Looking at the gravestones in the Dublin Cemetery on Memorial day reminded me of one of those peripheral mysteries in our family tree- Charles Smith. Charles was the son of Leonard and Lydia Smith. Their other children were Mary Alice, my great grandmother, who married Daniel Dunn; and Etta, who married Walter Scott, and moved to Worcester some time around 1900.
Mary Alice is buried in the Dunn family plot in Rindge, and I would assume that Etta’s grave is in Worcester. Charles, who died at the age of 52 in 1912, is buried in Dublin, in the Smith-Cogswell plot. Although he married a woman named Annie in 1893, she is not buried there.
The 1880 census shows Charles, then 20 years old, living and working as a hired laborer on the farm of Annie Pierce in East Jaffrey. In 1886 the Cheshire County Gazetteer lists him as farming along with his father, Leonard, on the family farm. The 1900 census, taken two years after Leonard’s death, still shows Charles as a farmer, now living with his wife Annie in Jaffrey. It’s not the same Annie that he worked for in 1880- that Annie was the widow of a prosperous Jaffrey farmer, about fifteen years older than Charles. Charles’s wife is six years younger, and, according to the census, was born in Indiana. The census also reveals that they have no children, although Annie has given birth to a child who has died. Charles owns the farm free and clear, with no mortgage.
Ten years later, Charles and Annie are missing from Jaffrey’s 1910 census listing- in fact, I can’t find them anywhere in that year’s census. (I was intrigued by a listing of a Charles and Annie Smith living in New Mexico in 1910- especially when I saw that that Annie was also originally from Indiana- but the rest of the couple’s data didn’t match).
So what happened to Annie? It’s still a mystery to me. It’s possible she survived Charles, and may have remarried. The house Leonard Smith owned, and presumably left to his son on Gilmore Pond, was, by 1930, the summer home of a wealthy investment banker from Boston. I haven’t traced the ownership of the house- that may provide the answer to the mystery.
There is also a possible clue in the Dublin graveyard- an uncarved stone which happens to be in just about the location where you might have expected Annie to be buried. In the first picture, the first stone on the left is Leonard Smith, Charles’s father.
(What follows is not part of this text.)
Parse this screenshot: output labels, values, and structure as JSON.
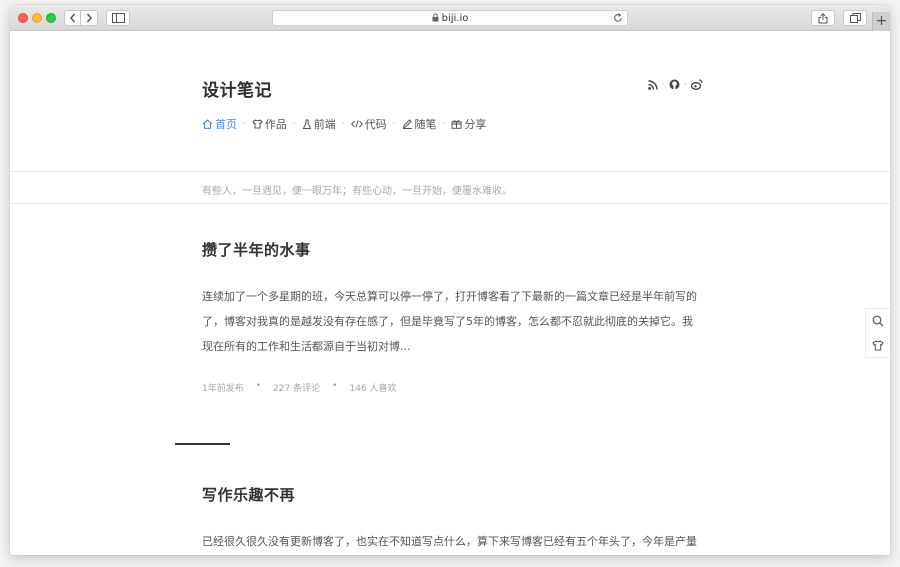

Next is Charles’s grave, and then the “natural” stone.
So does the third stone actually mark a grave? If so, is it Annie’s, or perhaps her child? Hopefully the Dublin Cemetery records will have the answer. Stay tuned…